Have you heard of the Dietary Approaches to Stop Hypertension (DASH) diet for high blood pressure or the Mediterranean diet for heart health? When it comes to protecting your brain health, a hybrid of the two eating styles may be best, according to Angela L. Murad.
Dubbed the “MIND” diet, short for Mediterranean-DASH Intervention for Neurodegenerative Delay, this eating pattern goes big on natural plant-based foods while limiting red meat, saturated fat, and sweets. And observational studies suggest the diet can reduced the risk of developing Alzheimer's disease by up to 53 percent, as well as slow cognitive decline and improve verbal memory.

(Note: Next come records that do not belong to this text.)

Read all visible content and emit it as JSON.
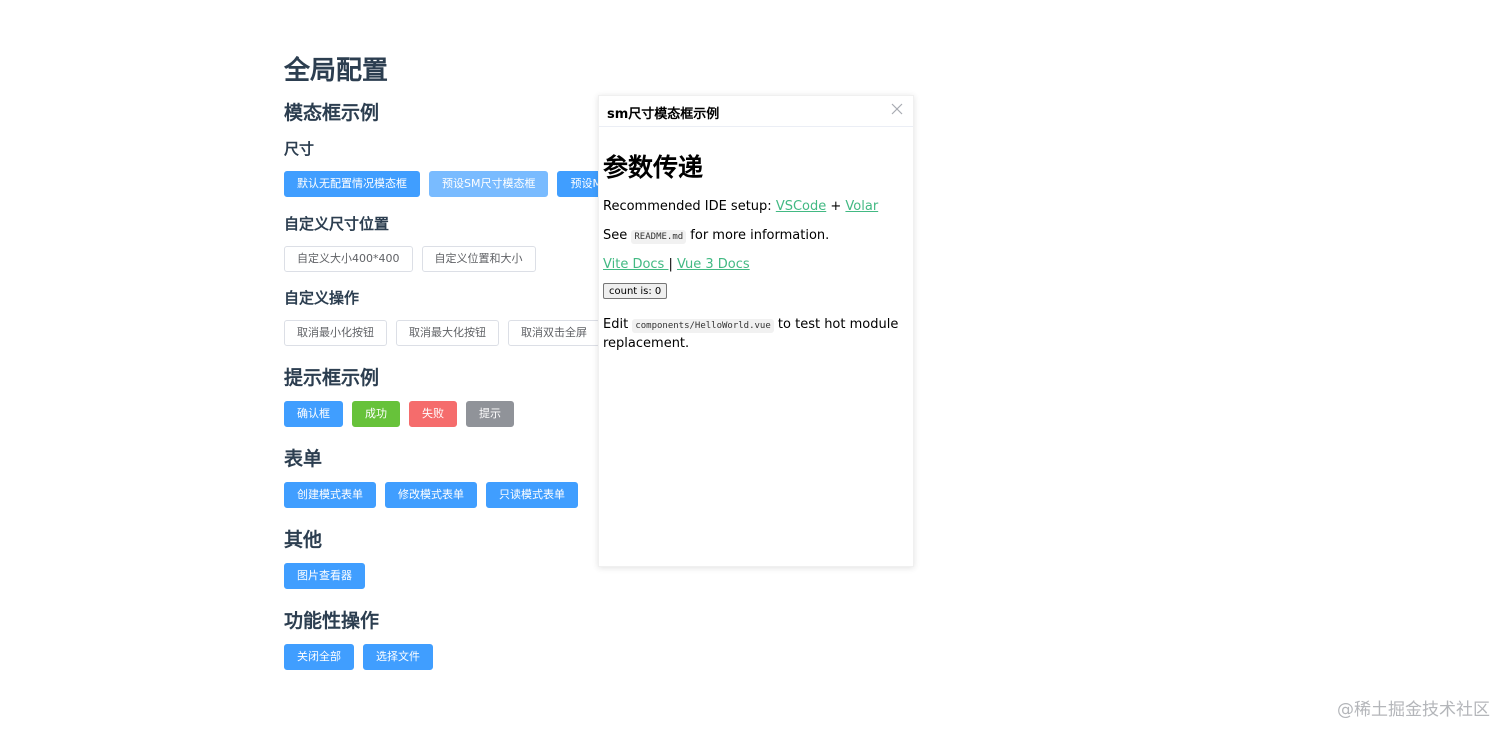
{
  "page": {
    "title": "全局配置",
    "sections": {
      "modal_examples": "模态框示例",
      "size": "尺寸",
      "custom_size_position": "自定义尺寸位置",
      "custom_operations": "自定义操作",
      "notice_examples": "提示框示例",
      "form": "表单",
      "other": "其他",
      "functional_ops": "功能性操作"
    },
    "buttons": {
      "size": [
        "默认无配置情况模态框",
        "预设SM尺寸模态框",
        "预设M"
      ],
      "custom_size": [
        "自定义大小400*400",
        "自定义位置和大小"
      ],
      "custom_ops": [
        "取消最小化按钮",
        "取消最大化按钮",
        "取消双击全屏"
      ],
      "notice": [
        "确认框",
        "成功",
        "失败",
        "提示"
      ],
      "form": [
        "创建模式表单",
        "修改模式表单",
        "只读模式表单"
      ],
      "other": [
        "图片查看器"
      ],
      "functional": [
        "关闭全部",
        "选择文件"
      ]
    }
  },
  "modal": {
    "title": "sm尺寸模态框示例",
    "close_icon": "close-icon",
    "heading": "参数传递",
    "ide_text": "Recommended IDE setup: ",
    "vscode_link": "VSCode",
    "plus": " + ",
    "volar_link": "Volar",
    "see_text": "See ",
    "readme_code": "README.md",
    "see_rest": " for more information.",
    "vite_docs_link": "Vite Docs ",
    "separator": " | ",
    "vue_docs_link": "Vue 3 Docs",
    "count_button": "count is: 0",
    "edit_text": "Edit ",
    "edit_code": "components/HelloWorld.vue",
    "edit_rest": " to test hot module replacement."
  },
  "watermark": "@稀土掘金技术社区",
  "colors": {
    "primary": "#409eff",
    "primary_light": "#79bbff",
    "success": "#67c23a",
    "danger": "#f56c6c",
    "info": "#909399",
    "link": "#42b983",
    "heading_text": "#2c3e50"
  }
}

Researchers developed the diet by looking at the Mediterranean and DASH diets, then focusing on the foods with the most compelling findings in dementia prevention. Vegetables, especially leafy greens, rose to the top. In general, fruit did not, though berries made the list. Then researchers tracked detailed eating logs in an older adult population for an average of 4.5 years to uncover trends among the diets of those who developed dementia versus those who di not. Their discovery: Older adults whole diets most closely resembled the pattern laid out in the MIND diet had brains as sharp as people 7.5 years younger. That is a substantial difference, since delaying dementia by just five years has been suggested to cut the cost and prevalence of the disease in half.
Want to see how your diet stacks up? Give yourself a point for each of the following MIND diet rules you typically follow in your life (up to max of fifteen points).
• At least three servings of whole grains a day
• Green leafy vegetables (such as salad) at least six times a week
• Berries at least twice a week
• Red meat less than four times a week
• Fish at least once a week
• Poultry at least twice a week
• Beans more than three times a week
• Nuts at least five times a week
• Fried or fast food less than once a week
• Olive oil for cooking
• Less that a tablespoon of butter or margarine a day
• Less than a serving of cheese a week
• Less than five pastries or sweets a week
• One glass of wine or other alcoholic drink a day
While both the MIND and Mediterranean diets yield similar reductions in Alzheimer's risk, the MIND diet is more flexible, which may make it easier to follow for some Americans. For example, the Mediterranean diet recommends eating fish multiple days a week, which can be a challenge.
Another interesting takeaway: You do not have to have a perfect diet to benefit. While the adults in the study who followed the diet most closely (an average score of 9.6 points out of 15) saw the biggest drop in their Alzheimer's risk, the ones who scored in the middle (7.5 points) still cut their risk by more than a third. Consider targeting just one or two of the habits above to improve you score and your brain health.
If you have any questions regarding a healthier lifestyle, contact me (719) 429-1605, firstname.lastname@example.org, www.sandiashlock.juiceplus.com.